Forests: More Than Just Trees
Forests, with their lush vegetation and plentiful food resources, are a sanctuary for a diverse array of life. They house numerous endemic, rare, threatened, and endangered species, including mammals, birds, reptiles, and amphibians. These creatures play an essential role in maintaining the health of the forest by aiding in pollination, seed dispersal, and the nutrient cycle.
The Threat to Biodiversity
Despite their importance, our forests, and the biodiversity they support, are in jeopardy due to human activities. The FAO characterizes primary forests as naturally regenerated areas of native species, untouched by human activity and ecological disruption. Tragically, less than 1% of Haiti's primary forests remain, making it one of the most deforested countries globally. If we persist in this vein, we risk losing all primary forest and witnessing a mass extinction of biodiversity in Haiti within the next two decades.
The Role of Secondary Forests
Secondary forests, like our food forests, offer a glimmer of hope. If protected and nurtured, they can serve as lifelines for many species, mitigating extinction threats posed by the decline of old-growth habitats. Our experience and scientific research indicate that these secondary forests are likely to play a growing role in biodiversity conservation.
Our Efforts and How You Can Help
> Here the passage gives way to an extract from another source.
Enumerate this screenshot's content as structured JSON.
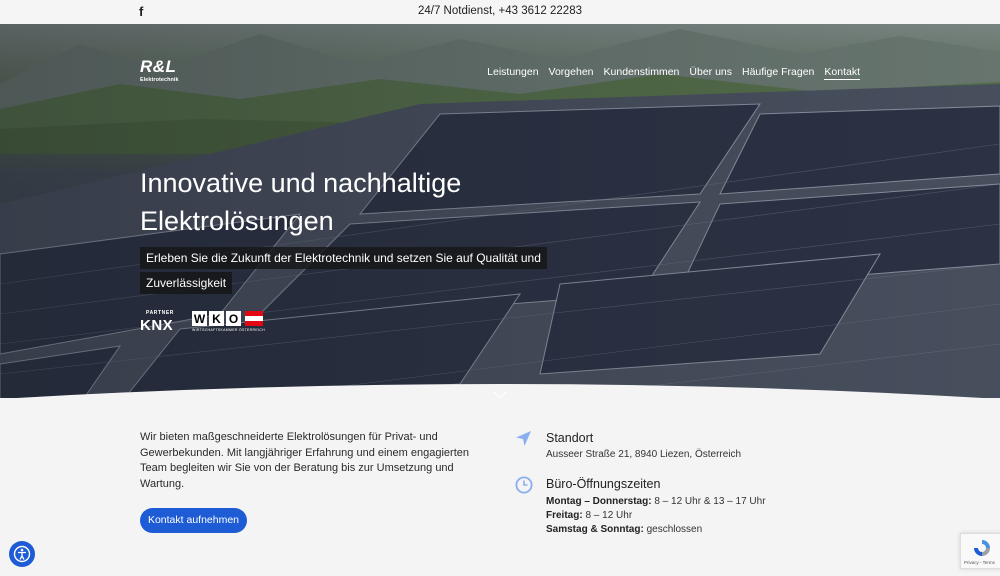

Since we began cultivating our food forests and safeguarding these spaces, we've observed a plethora of amphibians, birds, insects, and mammals making these forests their home. You can contribute to this effort and increase the diversity of wildlife in your local forest by creating hospitable habitats. This could involve setting up piles of rocks, decaying logs, ponds, or bat houses, or even just planting more flowers to invite and support life. But above all, the most effective way to promote biodiversity is to simply allow nature the time to regenerate itself.
Join us in our mission to preserve Haiti's rich biodiversity. Together, we can make a significant difference, one forest at a time.